== Work item ==
Search the records for the string "Tangent", then copy each line where it appears.

== Element data from apps and pages ==
--------------------

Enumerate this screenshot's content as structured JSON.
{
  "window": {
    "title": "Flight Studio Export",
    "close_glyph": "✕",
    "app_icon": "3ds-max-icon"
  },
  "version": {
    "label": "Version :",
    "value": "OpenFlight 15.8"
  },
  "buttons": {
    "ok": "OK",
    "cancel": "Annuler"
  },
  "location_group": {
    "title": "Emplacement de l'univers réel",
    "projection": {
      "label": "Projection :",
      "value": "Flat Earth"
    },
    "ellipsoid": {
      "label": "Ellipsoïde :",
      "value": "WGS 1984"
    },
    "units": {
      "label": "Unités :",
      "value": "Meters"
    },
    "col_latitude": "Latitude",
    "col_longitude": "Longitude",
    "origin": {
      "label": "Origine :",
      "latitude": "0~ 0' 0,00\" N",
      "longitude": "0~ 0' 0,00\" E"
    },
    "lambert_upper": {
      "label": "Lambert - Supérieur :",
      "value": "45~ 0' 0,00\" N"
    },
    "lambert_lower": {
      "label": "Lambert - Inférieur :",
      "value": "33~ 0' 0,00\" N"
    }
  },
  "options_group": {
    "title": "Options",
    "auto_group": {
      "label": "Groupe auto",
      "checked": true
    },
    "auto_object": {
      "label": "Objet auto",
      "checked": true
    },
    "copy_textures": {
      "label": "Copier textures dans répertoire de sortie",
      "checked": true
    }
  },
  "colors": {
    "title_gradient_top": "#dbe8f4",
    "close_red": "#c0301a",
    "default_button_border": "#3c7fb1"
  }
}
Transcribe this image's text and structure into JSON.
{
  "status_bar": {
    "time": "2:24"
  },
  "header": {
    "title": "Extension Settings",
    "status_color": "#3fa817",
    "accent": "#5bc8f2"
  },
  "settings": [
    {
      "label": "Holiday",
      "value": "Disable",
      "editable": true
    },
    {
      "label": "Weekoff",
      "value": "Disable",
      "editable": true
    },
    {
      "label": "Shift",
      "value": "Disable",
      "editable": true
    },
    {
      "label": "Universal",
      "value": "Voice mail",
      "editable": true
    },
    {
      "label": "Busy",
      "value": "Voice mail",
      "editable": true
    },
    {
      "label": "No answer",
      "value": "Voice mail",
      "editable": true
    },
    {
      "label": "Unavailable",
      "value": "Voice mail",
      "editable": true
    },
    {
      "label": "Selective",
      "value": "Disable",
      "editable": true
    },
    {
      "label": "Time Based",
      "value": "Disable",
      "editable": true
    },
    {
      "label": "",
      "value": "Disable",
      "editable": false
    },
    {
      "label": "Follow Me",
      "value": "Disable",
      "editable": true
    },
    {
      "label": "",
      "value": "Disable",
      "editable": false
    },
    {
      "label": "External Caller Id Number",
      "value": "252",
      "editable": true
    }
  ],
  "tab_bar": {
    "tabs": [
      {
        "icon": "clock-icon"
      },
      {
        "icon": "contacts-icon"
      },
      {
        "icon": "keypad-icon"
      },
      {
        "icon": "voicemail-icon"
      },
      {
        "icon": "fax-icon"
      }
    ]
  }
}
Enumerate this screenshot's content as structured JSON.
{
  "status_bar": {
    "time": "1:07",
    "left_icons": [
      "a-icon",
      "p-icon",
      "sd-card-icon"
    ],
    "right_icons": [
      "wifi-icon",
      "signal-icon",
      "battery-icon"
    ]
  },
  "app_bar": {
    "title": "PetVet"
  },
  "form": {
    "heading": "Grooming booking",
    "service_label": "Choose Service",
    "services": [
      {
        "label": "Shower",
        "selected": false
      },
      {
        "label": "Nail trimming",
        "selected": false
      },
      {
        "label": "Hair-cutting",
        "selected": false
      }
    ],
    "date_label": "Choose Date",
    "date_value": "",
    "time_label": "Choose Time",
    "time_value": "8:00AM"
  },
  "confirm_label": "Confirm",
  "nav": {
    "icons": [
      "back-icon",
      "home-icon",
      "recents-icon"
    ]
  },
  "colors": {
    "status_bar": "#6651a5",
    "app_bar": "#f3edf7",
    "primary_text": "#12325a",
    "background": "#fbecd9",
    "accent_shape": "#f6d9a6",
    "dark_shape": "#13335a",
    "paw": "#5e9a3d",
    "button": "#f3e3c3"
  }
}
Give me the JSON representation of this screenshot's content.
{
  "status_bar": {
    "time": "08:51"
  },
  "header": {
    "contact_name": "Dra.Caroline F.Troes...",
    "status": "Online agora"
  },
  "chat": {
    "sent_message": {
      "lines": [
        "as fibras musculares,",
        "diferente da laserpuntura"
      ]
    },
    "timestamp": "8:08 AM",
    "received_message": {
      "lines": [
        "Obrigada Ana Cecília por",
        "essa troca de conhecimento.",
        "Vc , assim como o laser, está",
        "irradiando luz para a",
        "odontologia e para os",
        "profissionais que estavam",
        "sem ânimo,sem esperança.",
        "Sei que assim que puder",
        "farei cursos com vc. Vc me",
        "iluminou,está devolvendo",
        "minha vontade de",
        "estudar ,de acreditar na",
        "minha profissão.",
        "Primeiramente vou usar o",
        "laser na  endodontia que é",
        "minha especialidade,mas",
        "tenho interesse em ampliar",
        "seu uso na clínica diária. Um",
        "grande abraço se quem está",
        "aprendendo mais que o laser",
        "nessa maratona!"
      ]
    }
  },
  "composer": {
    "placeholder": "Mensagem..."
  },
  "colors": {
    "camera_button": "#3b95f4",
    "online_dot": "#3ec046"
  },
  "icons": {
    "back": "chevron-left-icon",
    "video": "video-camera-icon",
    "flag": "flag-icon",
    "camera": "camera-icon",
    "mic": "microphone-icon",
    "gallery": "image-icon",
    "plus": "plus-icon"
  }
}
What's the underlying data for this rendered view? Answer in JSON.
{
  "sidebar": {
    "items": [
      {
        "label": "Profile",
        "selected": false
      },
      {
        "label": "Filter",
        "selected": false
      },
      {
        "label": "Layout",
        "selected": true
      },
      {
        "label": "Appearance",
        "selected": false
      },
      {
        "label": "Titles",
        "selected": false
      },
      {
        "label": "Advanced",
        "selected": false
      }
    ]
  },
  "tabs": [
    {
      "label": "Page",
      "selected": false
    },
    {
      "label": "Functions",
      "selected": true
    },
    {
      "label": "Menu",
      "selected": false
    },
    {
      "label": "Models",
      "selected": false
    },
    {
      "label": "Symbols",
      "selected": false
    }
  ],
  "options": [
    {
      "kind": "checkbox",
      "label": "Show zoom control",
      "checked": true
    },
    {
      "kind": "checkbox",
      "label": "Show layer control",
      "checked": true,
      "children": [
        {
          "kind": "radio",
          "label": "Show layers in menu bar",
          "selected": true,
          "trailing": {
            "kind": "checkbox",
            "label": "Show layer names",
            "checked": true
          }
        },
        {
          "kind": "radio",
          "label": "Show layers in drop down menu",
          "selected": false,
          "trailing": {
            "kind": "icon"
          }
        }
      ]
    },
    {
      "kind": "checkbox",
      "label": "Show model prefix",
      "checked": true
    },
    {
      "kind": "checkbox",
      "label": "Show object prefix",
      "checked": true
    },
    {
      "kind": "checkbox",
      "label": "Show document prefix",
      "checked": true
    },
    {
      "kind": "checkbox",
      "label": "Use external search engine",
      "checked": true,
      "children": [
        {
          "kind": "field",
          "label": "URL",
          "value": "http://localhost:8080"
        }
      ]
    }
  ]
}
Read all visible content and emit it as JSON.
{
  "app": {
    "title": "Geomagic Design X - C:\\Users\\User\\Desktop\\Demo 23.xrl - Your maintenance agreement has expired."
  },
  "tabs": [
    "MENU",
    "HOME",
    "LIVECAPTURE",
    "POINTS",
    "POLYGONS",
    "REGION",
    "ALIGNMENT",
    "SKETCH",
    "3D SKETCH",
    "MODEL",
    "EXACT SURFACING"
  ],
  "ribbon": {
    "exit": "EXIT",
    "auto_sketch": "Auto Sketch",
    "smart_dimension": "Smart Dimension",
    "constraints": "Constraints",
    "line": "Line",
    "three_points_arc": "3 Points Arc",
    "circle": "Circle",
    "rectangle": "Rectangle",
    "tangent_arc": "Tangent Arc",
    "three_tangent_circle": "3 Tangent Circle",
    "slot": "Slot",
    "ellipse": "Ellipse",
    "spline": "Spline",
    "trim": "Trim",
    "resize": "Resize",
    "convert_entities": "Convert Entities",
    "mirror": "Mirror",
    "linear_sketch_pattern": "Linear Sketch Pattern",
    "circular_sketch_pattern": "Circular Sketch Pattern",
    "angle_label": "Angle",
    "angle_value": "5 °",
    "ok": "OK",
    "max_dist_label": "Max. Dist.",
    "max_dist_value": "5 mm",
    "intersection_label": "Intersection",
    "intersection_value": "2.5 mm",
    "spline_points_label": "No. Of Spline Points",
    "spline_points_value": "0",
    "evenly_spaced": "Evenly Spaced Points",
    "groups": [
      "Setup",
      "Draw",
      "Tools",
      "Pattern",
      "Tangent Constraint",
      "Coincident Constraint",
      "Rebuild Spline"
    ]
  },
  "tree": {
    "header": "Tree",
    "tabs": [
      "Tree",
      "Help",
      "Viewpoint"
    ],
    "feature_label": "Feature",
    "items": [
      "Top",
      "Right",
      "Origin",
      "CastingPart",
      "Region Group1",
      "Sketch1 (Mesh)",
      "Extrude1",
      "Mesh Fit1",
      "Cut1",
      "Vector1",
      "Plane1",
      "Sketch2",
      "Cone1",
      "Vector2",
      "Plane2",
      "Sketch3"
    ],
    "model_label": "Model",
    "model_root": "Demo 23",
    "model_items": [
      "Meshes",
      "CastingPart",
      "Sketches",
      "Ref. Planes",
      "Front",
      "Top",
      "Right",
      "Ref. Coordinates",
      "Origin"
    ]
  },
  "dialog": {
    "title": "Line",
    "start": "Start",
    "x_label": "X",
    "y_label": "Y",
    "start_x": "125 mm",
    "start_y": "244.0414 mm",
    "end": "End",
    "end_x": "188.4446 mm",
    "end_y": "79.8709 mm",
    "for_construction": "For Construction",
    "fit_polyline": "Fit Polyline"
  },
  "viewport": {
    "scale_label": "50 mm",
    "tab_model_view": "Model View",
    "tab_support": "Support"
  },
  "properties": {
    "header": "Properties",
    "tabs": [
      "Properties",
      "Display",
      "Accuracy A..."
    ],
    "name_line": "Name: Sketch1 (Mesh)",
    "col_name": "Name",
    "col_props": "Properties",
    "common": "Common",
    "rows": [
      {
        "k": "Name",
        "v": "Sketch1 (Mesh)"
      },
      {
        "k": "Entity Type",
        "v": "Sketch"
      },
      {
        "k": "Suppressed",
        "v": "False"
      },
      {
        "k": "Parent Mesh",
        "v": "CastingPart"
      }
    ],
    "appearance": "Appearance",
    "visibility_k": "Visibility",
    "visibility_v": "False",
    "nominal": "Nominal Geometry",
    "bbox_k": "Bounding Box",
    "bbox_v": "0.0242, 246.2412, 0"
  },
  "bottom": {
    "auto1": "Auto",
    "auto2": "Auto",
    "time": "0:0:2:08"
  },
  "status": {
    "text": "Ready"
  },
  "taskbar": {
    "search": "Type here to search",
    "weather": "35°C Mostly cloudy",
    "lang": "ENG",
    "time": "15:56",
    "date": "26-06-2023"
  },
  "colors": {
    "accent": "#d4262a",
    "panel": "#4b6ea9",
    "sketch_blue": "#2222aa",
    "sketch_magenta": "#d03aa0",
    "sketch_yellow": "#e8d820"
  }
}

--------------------

== Task response ==
    "tangent_arc": "Tangent Arc",
    "three_tangent_circle": "3 Tangent Circle",
      "Tangent Constraint",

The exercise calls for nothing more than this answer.